== EXTRACTED MATERIAL ==
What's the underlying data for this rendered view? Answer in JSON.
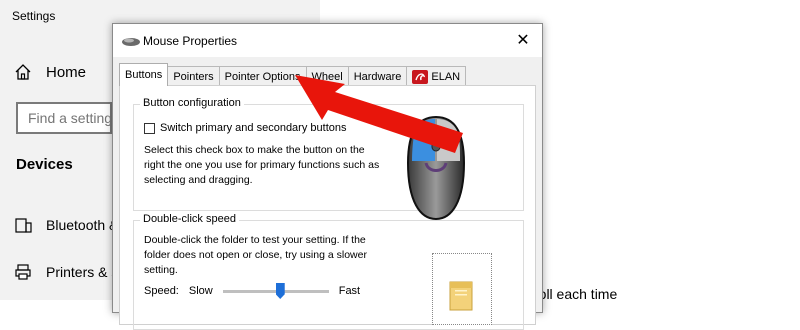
{
  "settings": {
    "title": "Settings",
    "home_label": "Home",
    "search_placeholder": "Find a setting",
    "section_title": "Devices",
    "nav_items": [
      {
        "label": "Bluetooth & other devices"
      },
      {
        "label": "Printers & scanners"
      }
    ],
    "background_text": "roll each time"
  },
  "dialog": {
    "title": "Mouse Properties",
    "tabs": [
      {
        "label": "Buttons"
      },
      {
        "label": "Pointers"
      },
      {
        "label": "Pointer Options"
      },
      {
        "label": "Wheel"
      },
      {
        "label": "Hardware"
      },
      {
        "label": "ELAN"
      }
    ],
    "button_config": {
      "group_label": "Button configuration",
      "checkbox_label": "Switch primary and secondary buttons",
      "description": "Select this check box to make the button on the right the one you use for primary functions such as selecting and dragging."
    },
    "double_click": {
      "group_label": "Double-click speed",
      "description": "Double-click the folder to test your setting. If the folder does not open or close, try using a slower setting.",
      "speed_label": "Speed:",
      "slow_label": "Slow",
      "fast_label": "Fast",
      "speed_value": 0.55
    }
  },
  "colors": {
    "arrow": "#e8150b",
    "accent": "#1e6fd8"
  }
}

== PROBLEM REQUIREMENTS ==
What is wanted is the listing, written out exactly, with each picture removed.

== SOLUTION TO THIS PROBLEM ==
What's the underlying data for this rendered view? Answer in JSON.
{
  "settings": {
    "title": "Settings",
    "home_label": "Home",
    "search_placeholder": "Find a setting",
    "section_title": "Devices",
    "nav_items": [
      {
        "label": "Bluetooth & other devices"
      },
      {
        "label": "Printers & scanners"
      }
    ],
    "background_text": "roll each time"
  },
  "dialog": {
    "title": "Mouse Properties",
    "tabs": [
      {
        "label": "Buttons"
      },
      {
        "label": "Pointers"
      },
      {
        "label": "Pointer Options"
      },
      {
        "label": "Wheel"
      },
      {
        "label": "Hardware"
      },
      {
        "label": "ELAN"
      }
    ],
    "button_config": {
      "group_label": "Button configuration",
      "checkbox_label": "Switch primary and secondary buttons",
      "description": "Select this check box to make the button on the right the one you use for primary functions such as selecting and dragging."
    },
    "double_click": {
      "group_label": "Double-click speed",
      "description": "Double-click the folder to test your setting. If the folder does not open or close, try using a slower setting.",
      "speed_label": "Speed:",
      "slow_label": "Slow",
      "fast_label": "Fast",
      "speed_value": 0.55
    }
  },
  "colors": {
    "arrow": "#e8150b",
    "accent": "#1e6fd8"
  }
}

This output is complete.